No two companies are identical. So, fitness is always an eye-opener for anyone who uses it. To test your fitness, take a sample of records and see how they perform for you.

Within fitness, look at:

  • Accuracy—does the data reflect reality
  • Integrity—does the fitness remain high through the data’s lifecycle?


It helps you identify if your data health problem stems from your provider or pipeline.

Within lineage, look at:

  • Source—is my data source provider behaving well?
  • Origin—where did the data already in my database come from?


These are the tools you can use to control what happens to your data or restrict it.

Within governance, look at:

  • Data Controls- How should data be governed and open?
  • Data Privacy- Who has sensitive information (PII)?
  • Security—who has access to the data? Can I control it? With enough granularity?
  • Regulation- Can we track and prove we’re compliant?

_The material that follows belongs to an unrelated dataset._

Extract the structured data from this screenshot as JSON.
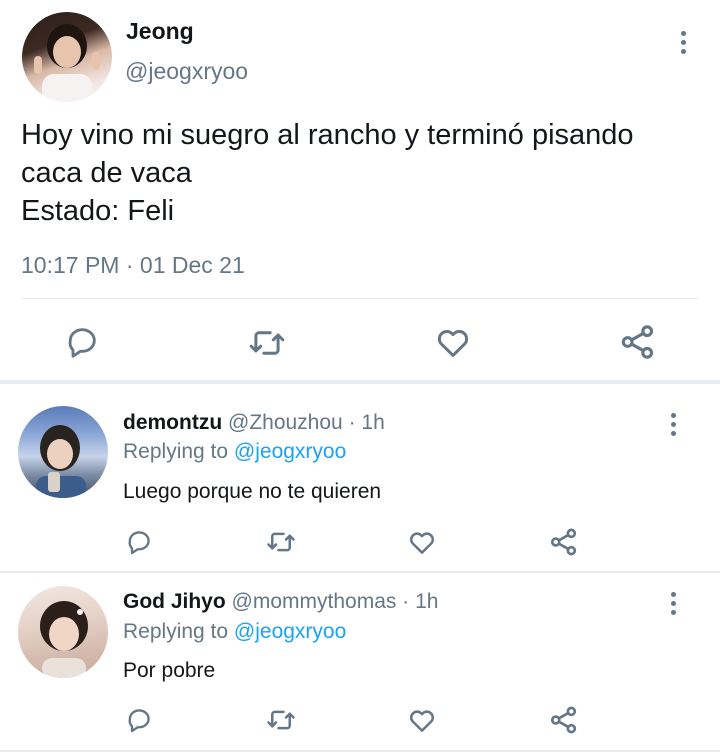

Your data may be fit, but is it accurate? If it is, then it may vary widely, or it can be stable. Stability is often neglected when it comes to data observability tools. There are many areas where data observability can help.

Within stability, look at:

  • Consistency—is the data going in the same direction? If it does, does it mean the same thing?
  • Dependability—the data is present when needed.
  • Timeliness—is it on time?
  • Bias—is there bias in the data? Is it representative of reality?

Good data quality for data engineers

Good data quality for data engineers comes when you have a pipeline that addresses all four data quality dimensions. This includes ensuring that the data is stable, consistent, and fit to purpose. As a data engineer, you have to tackle all aspects of data quality. This article about data quality in data engineering will help you identify the various components of data quality and build effective pipeline solutions. If you’re not optimizing for one dimension, you may be loading data that doesn’t match up with the ideal quality. This can cause fitness to suffer. On the ISS, engineers must keep a balance between oxygen, water, and pressure. Getting too low can kill an astronaut.

In our previous blog series on the blogs section, we have talked about data quality management, which entails the processes adopted by organizations to ensure data quality. The processes are geared towards deriving useful insights from data to draw accurate business results. Some which include;

Accurate gathering of data requirements

This is an important aspect of having good data quality. It aims at satisfying the requirements and delivering the data to clients and users for the purpose the data is intended.

Monitoring and cleansing data

Monitoring and cleansing data involves verifying data against standard statistical measures. It involves validating data against matching defined descriptions and uncovering relationships within the data. This step also checks for the uniqueness of data and analyzes it for reusability.

Access control

Access control goes hand-in-hand with audit trails. People within an organization without proper access may have malicious intent and can do grave harm to vital data. Systems should ensure audit trails are clear and tamper-proof. These are not only a safety measure but also help to trace a problem, when it occurs.

Validate data input

A good system should require input validation from data from all sources – known and unknown. Data sources could be; users, other applications, and external sources. To enhance accuracy, all data should be verified and validated.

Remove duplicate data

Sensitive data from a repository in an organization can find its place in a document, spreadsheet, email, or in shared folders where users without proper access can tamper with it, and introduce duplicates. Cleaning up stray data and removing duplicates ensures data quality and integrity.


In the world of data engineering, we need data engineers to operate like other pipeline engineers — to be concerned and focused on the quality of the data running through their pipelines. To coordinate with the data science team or to implement standard testing. This can be as simple as schema validation and null checks. Ideally, you could also test for expected value ranges, private or sensitive data exposure, or sample data over time for statistical testing (i.e. testing distributions or other properties the data at large should have).